BY: Jonathan W. Brogan, Esq.
Recently the Maine Supreme Court made a significant decision regarding bystander claims of negligent infliction of emotional distress. Coward v. Gagne and Sons Concrete Blocks, Inc., 2020 ME 112 (9/17/2020).
The longstanding test in Maine was decided in a case called Culbert v. Sampson Supermarket which stated that there would be bystander liability if the bystander was (1) present at the scene of the accident, (2) suffered serious mental distress as a result of seeing the accident and the ensuing danger of the victim, and (3) was closely related to the victim. That has been the test in the Maine courts since 1982. Since that time, there has been a gradual change in the law, in other states, regarding these three factors.

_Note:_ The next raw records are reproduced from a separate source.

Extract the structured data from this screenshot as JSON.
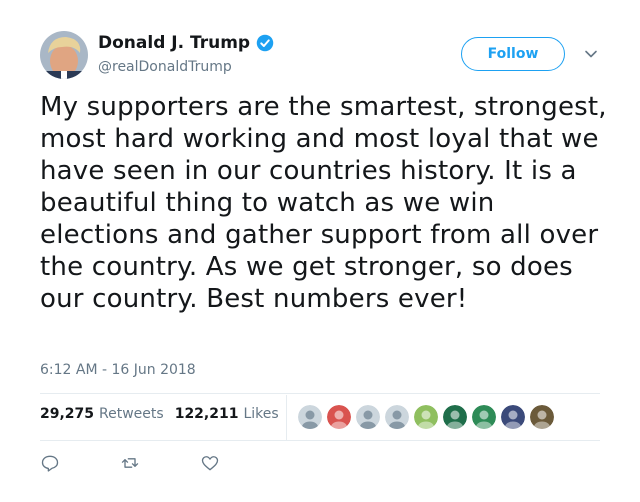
{
  "user": {
    "name": "Donald J. Trump",
    "handle": "@realDonaldTrump",
    "verified": true
  },
  "follow_label": "Follow",
  "tweet": {
    "text": "My supporters are the smartest, strongest, most hard working and most loyal that we have seen in our countries history. It is a beautiful thing to watch as we win elections and gather support from all over the country. As we get stronger, so does our country. Best numbers ever!",
    "timestamp": "6:12 AM - 16 Jun 2018"
  },
  "stats": {
    "retweets_count": "29,275",
    "retweets_label": "Retweets",
    "likes_count": "122,211",
    "likes_label": "Likes"
  },
  "likers": [
    {
      "icon": "default-avatar-icon",
      "color": "#ccd6dd"
    },
    {
      "icon": "avatar-icon",
      "color": "#d9534f"
    },
    {
      "icon": "default-avatar-icon",
      "color": "#ccd6dd"
    },
    {
      "icon": "default-avatar-icon",
      "color": "#ccd6dd"
    },
    {
      "icon": "avatar-icon",
      "color": "#8fbf5f"
    },
    {
      "icon": "avatar-icon",
      "color": "#1f6e4a"
    },
    {
      "icon": "avatar-icon",
      "color": "#2e8b57"
    },
    {
      "icon": "avatar-icon",
      "color": "#3b4a7a"
    },
    {
      "icon": "avatar-icon",
      "color": "#6b5a3a"
    }
  ],
  "actions": [
    "reply-icon",
    "retweet-icon",
    "like-icon"
  ],
  "colors": {
    "accent": "#1da1f2",
    "secondary_text": "#657786",
    "divider": "#e6ecf0"
  }
}
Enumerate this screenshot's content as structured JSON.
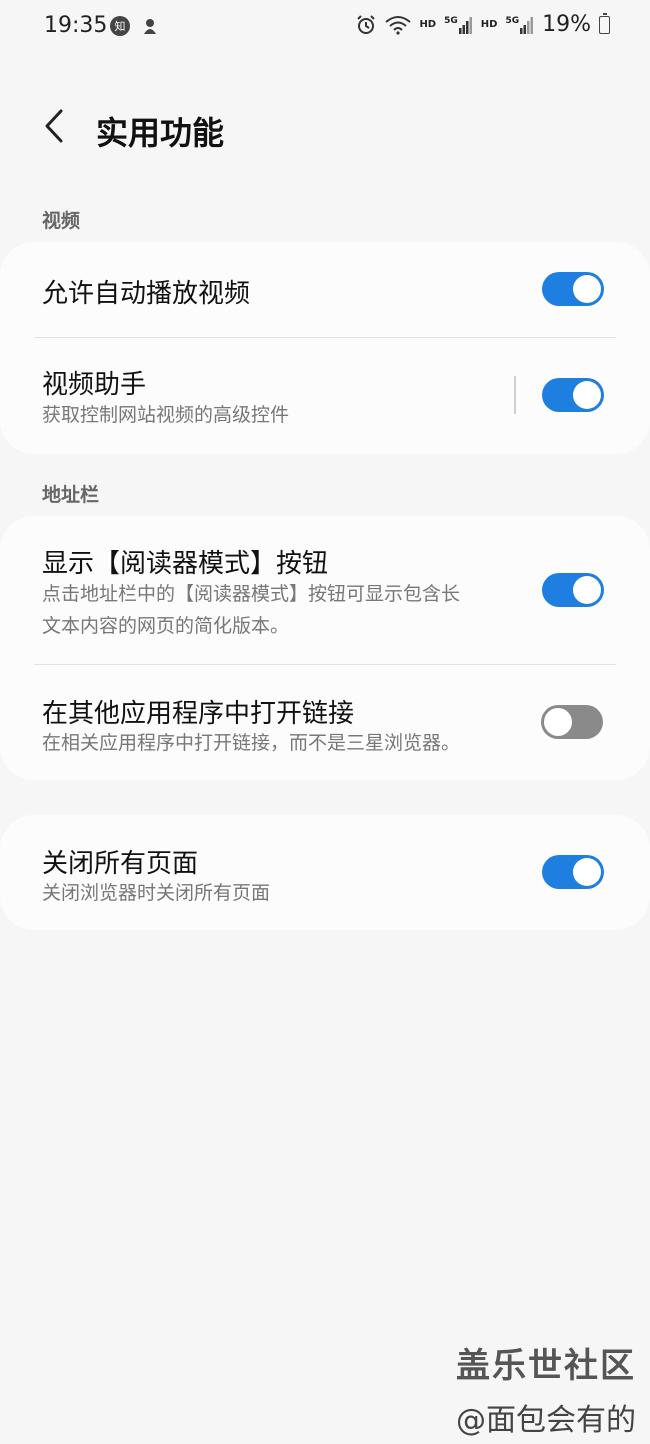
{
  "status_bar": {
    "time": "19:35",
    "zhi_icon_text": "知",
    "hd1": "HD",
    "five_g1": "5G",
    "hd2": "HD",
    "five_g2": "5G",
    "battery": "19%"
  },
  "header": {
    "title": "实用功能"
  },
  "sections": {
    "video": {
      "label": "视频",
      "rows": [
        {
          "title": "允许自动播放视频",
          "subtitle": "",
          "enabled": true
        },
        {
          "title": "视频助手",
          "subtitle": "获取控制网站视频的高级控件",
          "enabled": true
        }
      ]
    },
    "address_bar": {
      "label": "地址栏",
      "rows": [
        {
          "title": "显示【阅读器模式】按钮",
          "subtitle_line1": "点击地址栏中的【阅读器模式】按钮可显示包含长",
          "subtitle_line2": "文本内容的网页的简化版本。",
          "enabled": true
        },
        {
          "title": "在其他应用程序中打开链接",
          "subtitle": "在相关应用程序中打开链接，而不是三星浏览器。",
          "enabled": false
        }
      ]
    },
    "other": {
      "rows": [
        {
          "title": "关闭所有页面",
          "subtitle": "关闭浏览器时关闭所有页面",
          "enabled": true
        }
      ]
    }
  },
  "watermark": {
    "line1": "盖乐世社区",
    "line2": "@面包会有的"
  },
  "colors": {
    "toggle_on": "#1f7fe0",
    "toggle_off": "#8a8a8a",
    "background": "#f6f6f6",
    "card": "#fcfcfc"
  }
}
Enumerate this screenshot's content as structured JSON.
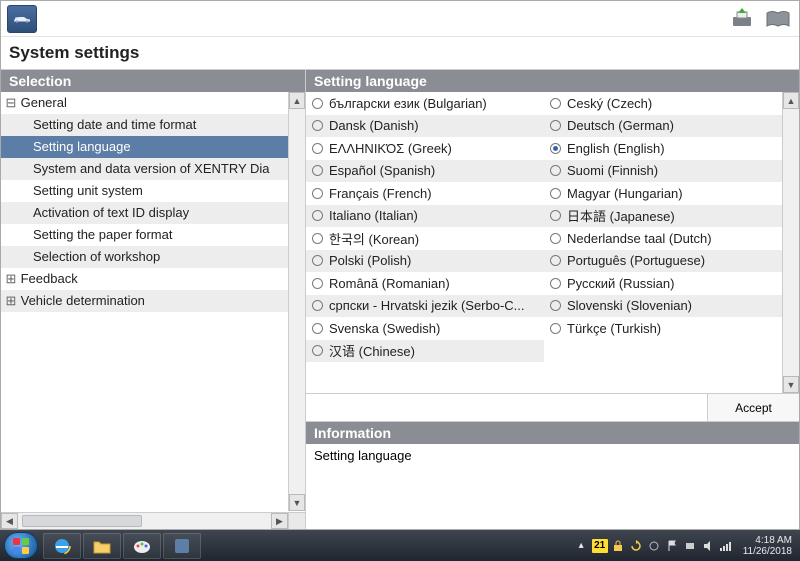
{
  "page_title": "System settings",
  "left_header": "Selection",
  "right_header": "Setting language",
  "info_header": "Information",
  "info_body": "Setting language",
  "accept_label": "Accept",
  "tree": {
    "general": "General",
    "items": [
      "Setting date and time format",
      "Setting language",
      "System and data version of XENTRY Dia",
      "Setting unit system",
      "Activation of text ID display",
      "Setting the paper format",
      "Selection of workshop"
    ],
    "feedback": "Feedback",
    "vehicle": "Vehicle determination",
    "selected_index": 1
  },
  "languages": [
    {
      "l": "български език (Bulgarian)",
      "r": "Ceský (Czech)"
    },
    {
      "l": "Dansk (Danish)",
      "r": "Deutsch (German)"
    },
    {
      "l": "ΕΛΛΗΝΙΚΌΣ (Greek)",
      "r": "English (English)",
      "r_selected": true
    },
    {
      "l": "Español (Spanish)",
      "r": "Suomi (Finnish)"
    },
    {
      "l": "Français (French)",
      "r": "Magyar (Hungarian)"
    },
    {
      "l": "Italiano (Italian)",
      "r": "日本語 (Japanese)"
    },
    {
      "l": "한국의 (Korean)",
      "r": "Nederlandse taal (Dutch)"
    },
    {
      "l": "Polski (Polish)",
      "r": "Português (Portuguese)"
    },
    {
      "l": "Română (Romanian)",
      "r": "Русский (Russian)"
    },
    {
      "l": "српски - Hrvatski jezik (Serbo-C...",
      "r": "Slovenski (Slovenian)"
    },
    {
      "l": "Svenska (Swedish)",
      "r": "Türkçe (Turkish)"
    },
    {
      "l": "汉语 (Chinese)",
      "r": ""
    }
  ],
  "taskbar": {
    "time": "4:18 AM",
    "date": "11/26/2018",
    "day_badge": "21"
  }
}
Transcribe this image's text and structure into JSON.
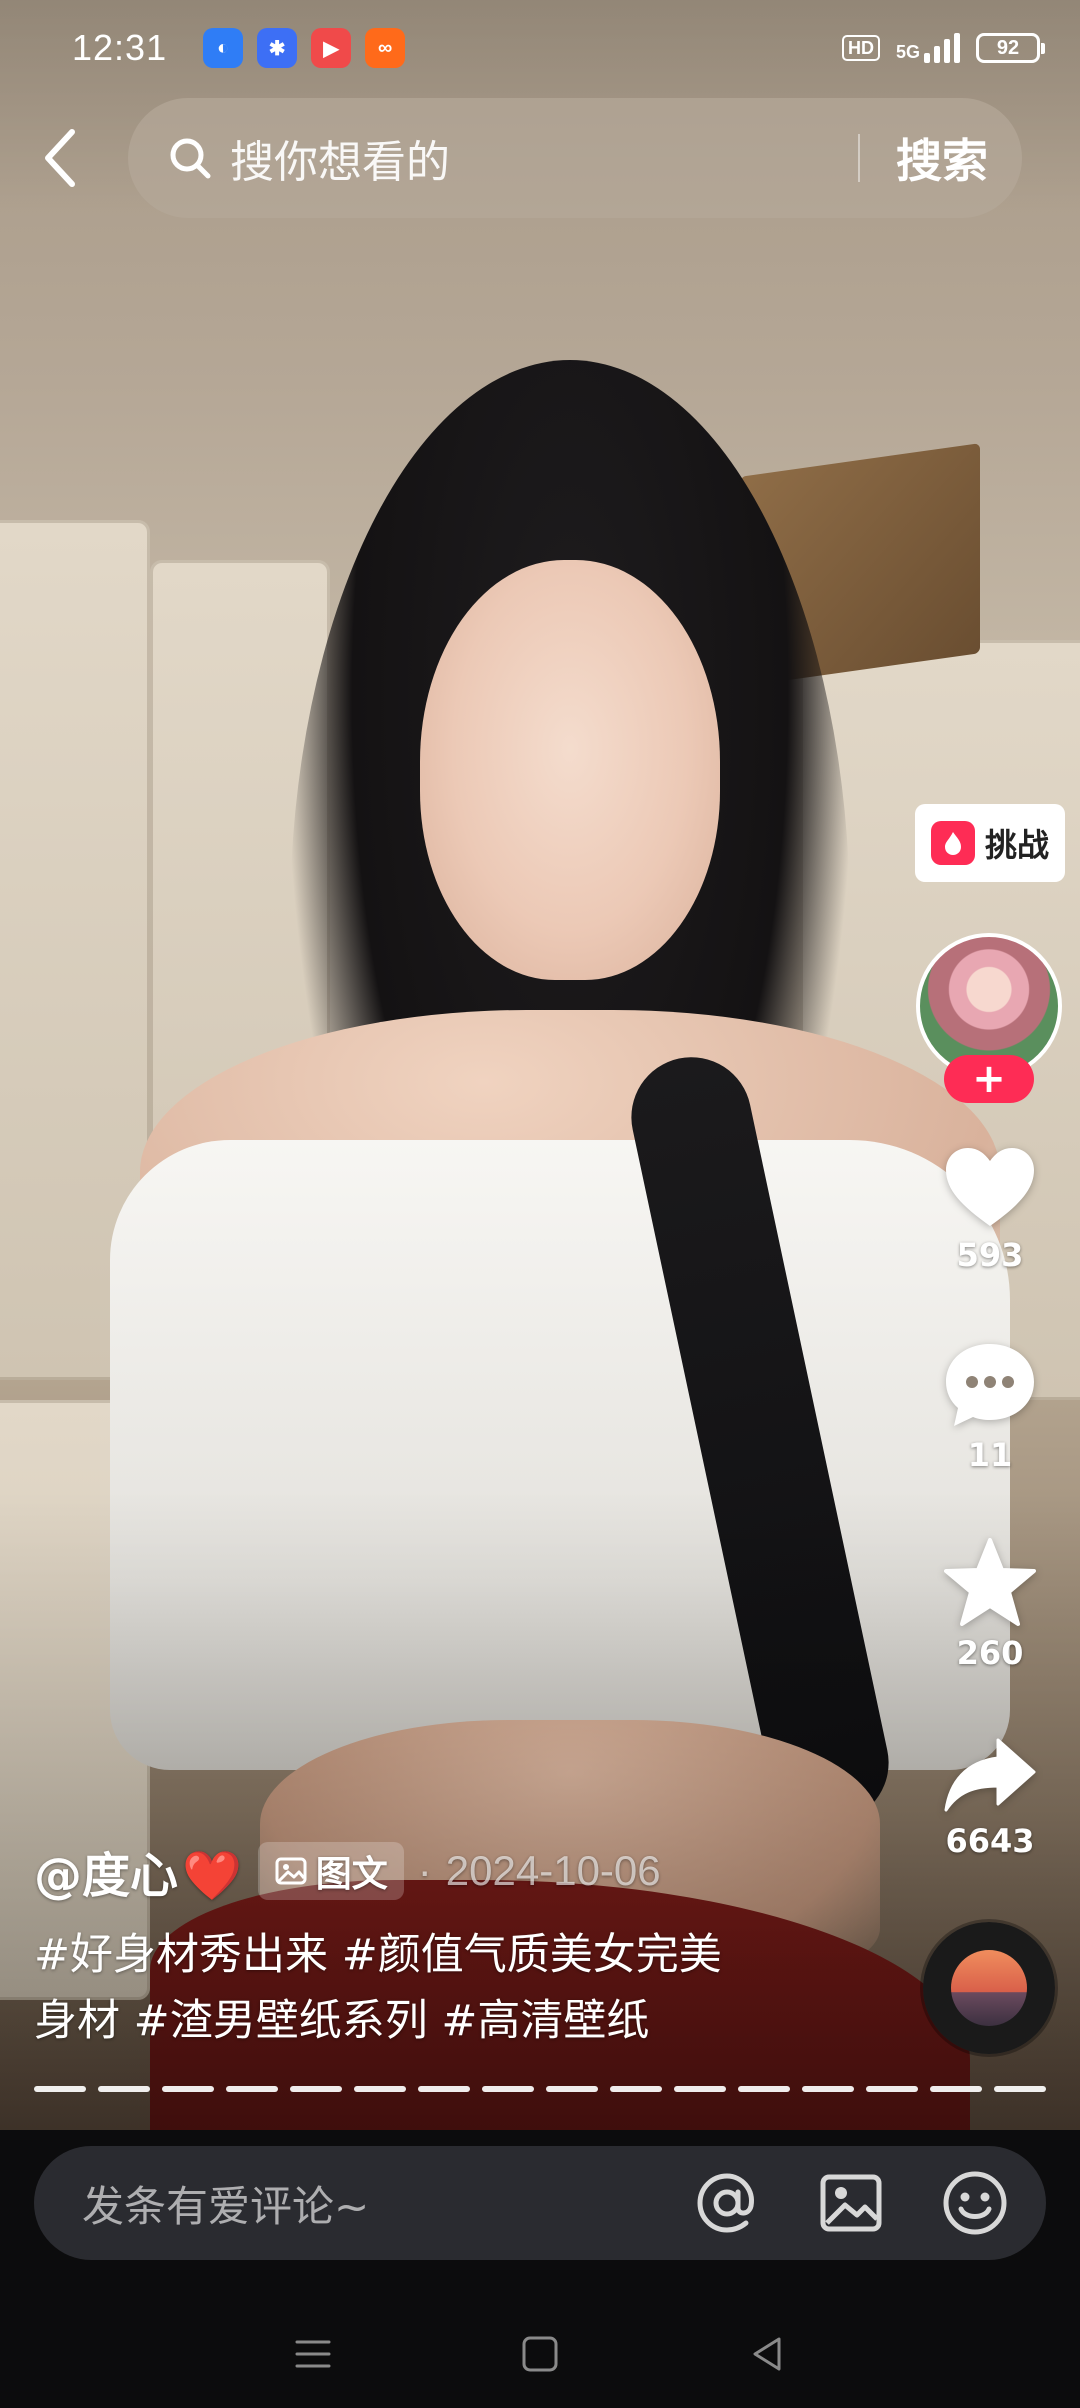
{
  "status_bar": {
    "time": "12:31",
    "notifications": [
      {
        "icon": "browser-app-icon",
        "color": "#2f7df6",
        "glyph": "◐"
      },
      {
        "icon": "baidu-app-icon",
        "color": "#3d6ff5",
        "glyph": "✱"
      },
      {
        "icon": "video-app-icon",
        "color": "#f04a4a",
        "glyph": "▶"
      },
      {
        "icon": "kuaishou-app-icon",
        "color": "#ff6a1a",
        "glyph": "∞"
      }
    ],
    "hd_label": "HD",
    "network_label": "5G",
    "battery": "92"
  },
  "search": {
    "placeholder": "搜你想看的",
    "submit_label": "搜索"
  },
  "actions": {
    "challenge_label": "挑战",
    "like_count": "593",
    "comment_count": "11",
    "favorite_count": "260",
    "share_count": "6643"
  },
  "post": {
    "author": "@度心",
    "author_emoji": "❤️",
    "type_label": "图文",
    "date_separator": "·",
    "date": "2024-10-06",
    "caption_line1": "#好身材秀出来 #颜值气质美女完美",
    "caption_line2": "身材 #渣男壁纸系列 #高清壁纸",
    "image_count": 16
  },
  "comment_bar": {
    "placeholder": "发条有爱评论~"
  },
  "colors": {
    "accent": "#fe2c55",
    "comment_bar_bg": "#2a2b30"
  }
}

In Coward v. Gagne and Sons Concrete, our Supreme Court was presented with a horrific case. Thomas Coward and his wife, Lisa Coward, brought a claim against Gagne and Sons Concrete after their son was killed in a crush injury by steel re-bar being delivered to their place of business. Thomas Coward did not see the accident but heard the accident occur, arrived “seconds later” and witnessed his son die. Though the Superior Court granted Gagne and Sons’ motion for summary judgment, the Supreme Court overturned that summary judgment and remanded Mr. Coward’s claim for negligent infliction of emotional distress and Mrs. Coward’s claim for loss of consortium to the Superior Court for further action. The underlying wrongful death was tried and a more than $2,000,000 verdict was entered for the Estate of Phil Gagne, the decedent.

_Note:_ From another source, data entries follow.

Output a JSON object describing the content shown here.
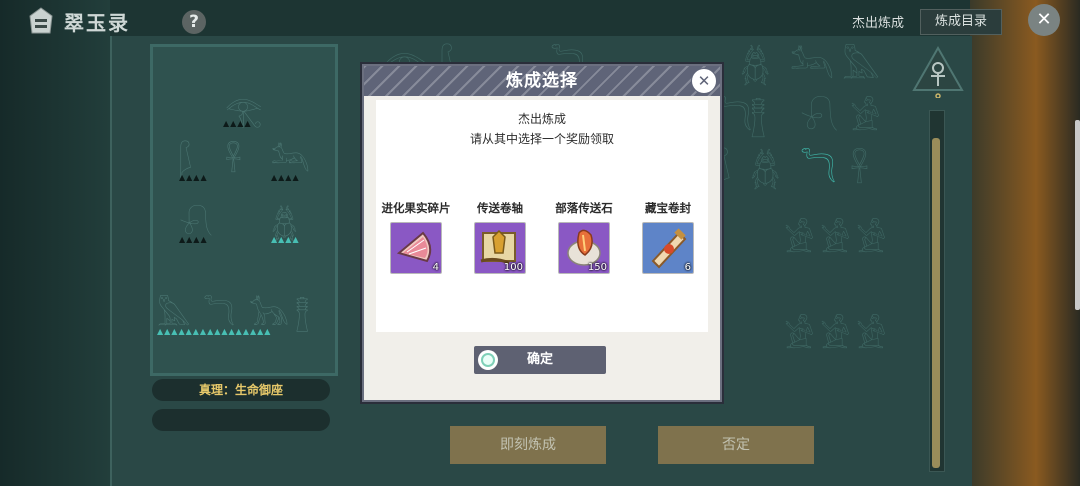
{
  "header": {
    "title": "翠玉录",
    "help_icon": "?",
    "close_icon": "✕"
  },
  "top_right": {
    "label": "杰出炼成",
    "catalog_button": "炼成目录"
  },
  "left_panel": {
    "truth_label": "真理：生命御座"
  },
  "bottom_buttons": {
    "craft_now": "即刻炼成",
    "deny": "否定"
  },
  "modal": {
    "title": "炼成选择",
    "close_icon": "✕",
    "subtitle": "杰出炼成",
    "instruction": "请从其中选择一个奖励领取",
    "rewards": [
      {
        "name": "进化果实碎片",
        "qty": "4",
        "icon": "fruit-fragment-icon",
        "bg": "#8a58c4"
      },
      {
        "name": "传送卷轴",
        "qty": "100",
        "icon": "teleport-scroll-icon",
        "bg": "#8a58c4"
      },
      {
        "name": "部落传送石",
        "qty": "150",
        "icon": "tribe-teleport-stone-icon",
        "bg": "#8a58c4"
      },
      {
        "name": "藏宝卷封",
        "qty": "6",
        "icon": "treasure-scroll-icon",
        "bg": "#5e84c8"
      }
    ],
    "confirm": "确定"
  },
  "colors": {
    "modal_header": "#5f6478",
    "truth_text": "#e6c86a",
    "bottom_button": "#9c8050"
  }
}
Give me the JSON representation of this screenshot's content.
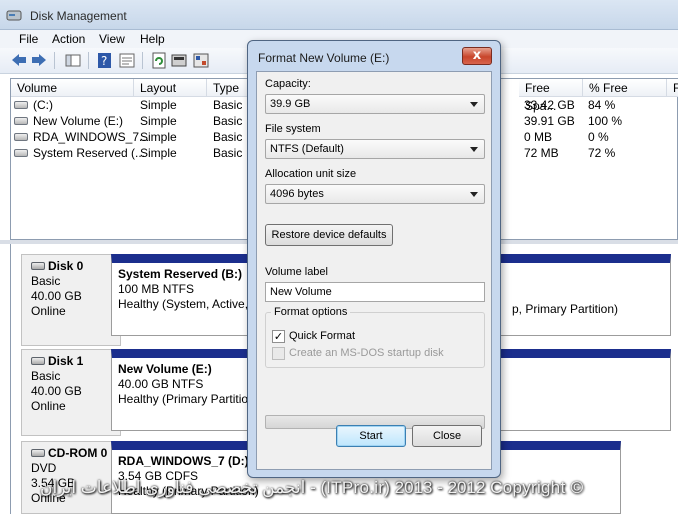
{
  "window": {
    "title": "Disk Management"
  },
  "menu": [
    "File",
    "Action",
    "View",
    "Help"
  ],
  "toolbar": {
    "buttons": [
      "back-icon",
      "forward-icon",
      "console-tree-icon",
      "help-icon",
      "properties-icon",
      "refresh-icon",
      "settings-icon"
    ]
  },
  "volume_list": {
    "columns": [
      "Volume",
      "Layout",
      "Type",
      "Free Spa...",
      "% Free",
      "F"
    ],
    "rows": [
      {
        "volume": "(C:)",
        "layout": "Simple",
        "type": "Basic",
        "free": "33.42 GB",
        "pct": "84 %"
      },
      {
        "volume": "New Volume (E:)",
        "layout": "Simple",
        "type": "Basic",
        "free": "39.91 GB",
        "pct": "100 %"
      },
      {
        "volume": "RDA_WINDOWS_7...",
        "layout": "Simple",
        "type": "Basic",
        "free": "0 MB",
        "pct": "0 %"
      },
      {
        "volume": "System Reserved (...",
        "layout": "Simple",
        "type": "Basic",
        "free": "72 MB",
        "pct": "72 %"
      }
    ]
  },
  "disks": [
    {
      "name": "Disk 0",
      "kind": "Basic",
      "size": "40.00 GB",
      "status": "Online",
      "partition": {
        "name": "System Reserved  (B:)",
        "detail": "100 MB NTFS",
        "health": "Healthy (System, Active, P"
      },
      "extra_health": "p, Primary Partition)"
    },
    {
      "name": "Disk 1",
      "kind": "Basic",
      "size": "40.00 GB",
      "status": "Online",
      "partition": {
        "name": "New Volume  (E:)",
        "detail": "40.00 GB NTFS",
        "health": "Healthy (Primary Partition"
      }
    },
    {
      "name": "CD-ROM 0",
      "kind": "DVD",
      "size": "3.54 GB",
      "status": "Online",
      "partition": {
        "name": "RDA_WINDOWS_7  (D:)",
        "detail": "3.54 GB CDFS",
        "health": "Healthy (Primary Partition)"
      }
    }
  ],
  "dialog": {
    "title": "Format New Volume (E:)",
    "close_label": "x",
    "capacity_label": "Capacity:",
    "capacity_value": "39.9 GB",
    "fs_label": "File system",
    "fs_value": "NTFS (Default)",
    "alloc_label": "Allocation unit size",
    "alloc_value": "4096 bytes",
    "restore_label": "Restore device defaults",
    "volume_label_label": "Volume label",
    "volume_label_value": "New Volume",
    "format_options_label": "Format options",
    "quick_format_label": "Quick Format",
    "quick_format_checked": true,
    "msdos_label": "Create an MS-DOS startup disk",
    "msdos_checked": false,
    "progress": 0,
    "start_label": "Start",
    "close_button_label": "Close"
  },
  "watermark": "انجمن تخصصی فناوری اطلاعات ایران - (ITPro.ir) 2013 - 2012 Copyright ©"
}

Throughout the years, we have always used the Culbert test in determining whether a bystander had a claim. The issue in the Gagne and Sons case was contemporaneous perception. It was decided that being within a 100 feet of the accident, hearing the crashing re-bar and the victim’s screams and arriving within seconds to witness the aftermath met the plaintiffs’ burden.
The issue of what contemporaneous perception means, in Maine, has been somewhat nebulous. The Court has now said that it does not mean that the bystander is required to directly witness and immediately be aware that an injury causing event is taking place.

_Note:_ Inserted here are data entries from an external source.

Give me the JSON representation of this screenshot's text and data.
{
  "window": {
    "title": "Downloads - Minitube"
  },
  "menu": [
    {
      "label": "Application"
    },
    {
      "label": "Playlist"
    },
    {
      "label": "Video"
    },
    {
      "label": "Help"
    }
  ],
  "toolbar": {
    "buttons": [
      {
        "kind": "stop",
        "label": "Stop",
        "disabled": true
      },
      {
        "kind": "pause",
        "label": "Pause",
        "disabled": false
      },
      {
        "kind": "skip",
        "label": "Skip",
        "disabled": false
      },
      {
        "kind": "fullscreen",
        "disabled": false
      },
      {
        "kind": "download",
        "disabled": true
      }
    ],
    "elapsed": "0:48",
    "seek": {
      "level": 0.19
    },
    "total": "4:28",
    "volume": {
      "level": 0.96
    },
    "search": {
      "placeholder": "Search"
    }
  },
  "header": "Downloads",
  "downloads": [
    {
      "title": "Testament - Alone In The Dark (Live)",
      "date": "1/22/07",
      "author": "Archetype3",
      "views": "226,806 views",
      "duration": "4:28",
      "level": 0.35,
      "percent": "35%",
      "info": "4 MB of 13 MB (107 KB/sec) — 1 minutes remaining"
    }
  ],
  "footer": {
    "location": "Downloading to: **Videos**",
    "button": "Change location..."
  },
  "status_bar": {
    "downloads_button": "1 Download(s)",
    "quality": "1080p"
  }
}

The Court concluded that perception of an accident can arise from any of a person’s senses, not just sight. The bystander’s observation of the victim’s injuries must occur in the immediate aftermath of the injury producing event, but they cannot be called to the scene or otherwise not be present at the scene, and the bystander must have perceived the injuries or death of the victim as an immediate result of their perception of the injury producing event. No specific time was established by the Court for this perception of injury however the Court did state that a “brief amount of time” is enough. In other words, learning through indirect means of an accident and then going to the scene would not be enough, but hearing or seeing the event and then immediately perceiving the damage is enough.
The Court’s lengthy decision (26 pages) does not extensively change the law as it has been interpreted in the Superior Court for many years. However, this Supreme Court case finally ends the belief that bystander liability is limited to actually seeing the event and perceiving it contemporaneously as opposed to perceiving the event and, within a reasonable amount of time, understanding what has happened.
If you have any questions about this decision or its ramifications, please do not hesitate to contact any of us here at Norman Hanson & DeTroy to discuss it.